    Good stuff! Now that the Kleins have established that Kelli is in fact a descendant of Pocahontas, I’m sure you’ll feel even more at home. Tico’d. Great vids and photos, guys. Those grasshoppers are as amazing as your facial hair, Brad!

    • Brad December 19, 2010, 8:02 pm

      We actually found out about that Native American connection on the same day we had so many Tico experiences. Suspicions confirmed.

      And come on, I’ve been working on this tuft of hair for a month. Definitely more impressive than some ugly grasshopper with a two foot wingspan.

  • Colleen December 15, 2010, 10:32 am

    I am dying in laughter at your neighbor!! I always knew Kelli was adopted so that is not news to me. 🙂 I am loving the facial hair Brad, but I would have screamed like a little girl at the grasshopper. I mean for reals?? That sucker is huge!!! Glad you guys are have a great time. Miss you!

    • Brad December 19, 2010, 7:59 pm

      It gets better. We saw that same guy after church today, wearing the same pair of underwear but this team they were over another, equally saggy grey pair. And he was actually out on the stream dumping out water into the gutter. Nothing like that view full frontal.

      Yeah, Kelli fits right in here. She’s always tried to say she’s mostly German. Ha. Believe me, I had to psyche myself up to grab that grasshopper. (My facial hair gives me more courage.) It landed on a little girl’s back so I had to do it. Then it scratched the heck out of my fingers while I was holding it…even drew blood. Those things are monsters.

  • Karen Ripley January 6, 2011, 5:26 pm

    Love the neighbor. No one dressed like that in Spain. At least not that I saw. HAHAHAH

    • Brad January 11, 2011, 3:50 pm

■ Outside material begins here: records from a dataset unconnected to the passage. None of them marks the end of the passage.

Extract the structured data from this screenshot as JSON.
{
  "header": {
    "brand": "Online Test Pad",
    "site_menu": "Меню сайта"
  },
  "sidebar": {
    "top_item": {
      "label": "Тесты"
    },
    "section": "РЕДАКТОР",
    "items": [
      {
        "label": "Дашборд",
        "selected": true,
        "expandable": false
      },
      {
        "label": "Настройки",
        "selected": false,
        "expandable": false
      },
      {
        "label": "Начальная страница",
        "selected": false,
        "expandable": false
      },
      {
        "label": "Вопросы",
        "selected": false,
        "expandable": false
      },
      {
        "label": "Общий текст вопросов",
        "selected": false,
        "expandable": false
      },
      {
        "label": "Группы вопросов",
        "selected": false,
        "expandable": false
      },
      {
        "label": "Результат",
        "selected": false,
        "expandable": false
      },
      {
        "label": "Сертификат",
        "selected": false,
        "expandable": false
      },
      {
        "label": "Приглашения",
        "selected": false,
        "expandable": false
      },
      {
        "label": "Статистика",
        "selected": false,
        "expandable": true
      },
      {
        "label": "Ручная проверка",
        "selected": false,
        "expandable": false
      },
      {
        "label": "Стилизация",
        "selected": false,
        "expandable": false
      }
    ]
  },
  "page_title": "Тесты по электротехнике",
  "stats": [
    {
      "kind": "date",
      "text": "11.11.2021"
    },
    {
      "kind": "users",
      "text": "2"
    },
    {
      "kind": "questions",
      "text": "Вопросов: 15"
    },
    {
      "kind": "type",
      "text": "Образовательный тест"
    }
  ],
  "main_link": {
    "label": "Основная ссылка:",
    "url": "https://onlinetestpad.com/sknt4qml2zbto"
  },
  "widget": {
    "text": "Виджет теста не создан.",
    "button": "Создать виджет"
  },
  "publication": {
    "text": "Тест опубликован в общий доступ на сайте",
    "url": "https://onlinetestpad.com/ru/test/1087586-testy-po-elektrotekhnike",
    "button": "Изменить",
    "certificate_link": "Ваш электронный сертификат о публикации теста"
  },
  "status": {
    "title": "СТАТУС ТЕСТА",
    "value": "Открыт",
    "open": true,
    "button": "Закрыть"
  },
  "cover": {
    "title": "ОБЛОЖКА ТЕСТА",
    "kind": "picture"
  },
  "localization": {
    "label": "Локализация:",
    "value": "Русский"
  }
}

      Really? We figured they must have learned it from their conquistadors. Hmmm. It was definitely a sight, especially when we got to pass by his house the next week and saw him again!